• [Data to examine]:
--------------------------------------------------
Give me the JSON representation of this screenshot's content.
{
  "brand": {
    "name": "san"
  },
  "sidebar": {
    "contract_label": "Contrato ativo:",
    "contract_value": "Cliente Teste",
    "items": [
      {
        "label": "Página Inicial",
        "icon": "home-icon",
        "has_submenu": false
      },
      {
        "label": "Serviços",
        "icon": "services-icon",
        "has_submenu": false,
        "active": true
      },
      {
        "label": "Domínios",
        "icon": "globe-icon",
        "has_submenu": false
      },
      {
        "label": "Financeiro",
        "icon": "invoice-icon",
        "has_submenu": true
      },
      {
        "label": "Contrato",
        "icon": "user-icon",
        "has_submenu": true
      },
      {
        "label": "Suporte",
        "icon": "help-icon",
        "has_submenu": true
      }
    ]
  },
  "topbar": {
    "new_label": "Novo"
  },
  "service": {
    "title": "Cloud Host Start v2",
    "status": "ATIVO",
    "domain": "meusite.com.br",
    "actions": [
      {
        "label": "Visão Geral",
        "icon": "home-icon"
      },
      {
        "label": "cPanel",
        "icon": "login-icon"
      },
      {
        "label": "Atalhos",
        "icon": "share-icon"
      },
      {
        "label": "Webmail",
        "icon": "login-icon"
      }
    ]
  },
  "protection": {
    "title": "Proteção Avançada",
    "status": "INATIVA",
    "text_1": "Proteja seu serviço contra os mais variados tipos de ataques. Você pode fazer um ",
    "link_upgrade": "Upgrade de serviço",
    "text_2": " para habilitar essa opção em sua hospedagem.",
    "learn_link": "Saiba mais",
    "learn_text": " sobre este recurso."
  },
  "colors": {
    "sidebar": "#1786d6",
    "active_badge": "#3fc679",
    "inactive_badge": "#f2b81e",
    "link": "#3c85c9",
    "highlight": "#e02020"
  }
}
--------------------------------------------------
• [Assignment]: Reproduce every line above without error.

• [Exercise response]:
Give me the JSON representation of this screenshot's content.
{
  "brand": {
    "name": "san"
  },
  "sidebar": {
    "contract_label": "Contrato ativo:",
    "contract_value": "Cliente Teste",
    "items": [
      {
        "label": "Página Inicial",
        "icon": "home-icon",
        "has_submenu": false
      },
      {
        "label": "Serviços",
        "icon": "services-icon",
        "has_submenu": false,
        "active": true
      },
      {
        "label": "Domínios",
        "icon": "globe-icon",
        "has_submenu": false
      },
      {
        "label": "Financeiro",
        "icon": "invoice-icon",
        "has_submenu": true
      },
      {
        "label": "Contrato",
        "icon": "user-icon",
        "has_submenu": true
      },
      {
        "label": "Suporte",
        "icon": "help-icon",
        "has_submenu": true
      }
    ]
  },
  "topbar": {
    "new_label": "Novo"
  },
  "service": {
    "title": "Cloud Host Start v2",
    "status": "ATIVO",
    "domain": "meusite.com.br",
    "actions": [
      {
        "label": "Visão Geral",
        "icon": "home-icon"
      },
      {
        "label": "cPanel",
        "icon": "login-icon"
      },
      {
        "label": "Atalhos",
        "icon": "share-icon"
      },
      {
        "label": "Webmail",
        "icon": "login-icon"
      }
    ]
  },
  "protection": {
    "title": "Proteção Avançada",
    "status": "INATIVA",
    "text_1": "Proteja seu serviço contra os mais variados tipos de ataques. Você pode fazer um ",
    "link_upgrade": "Upgrade de serviço",
    "text_2": " para habilitar essa opção em sua hospedagem.",
    "learn_link": "Saiba mais",
    "learn_text": " sobre este recurso."
  },
  "colors": {
    "sidebar": "#1786d6",
    "active_badge": "#3fc679",
    "inactive_badge": "#f2b81e",
    "link": "#3c85c9",
    "highlight": "#e02020"
  }
}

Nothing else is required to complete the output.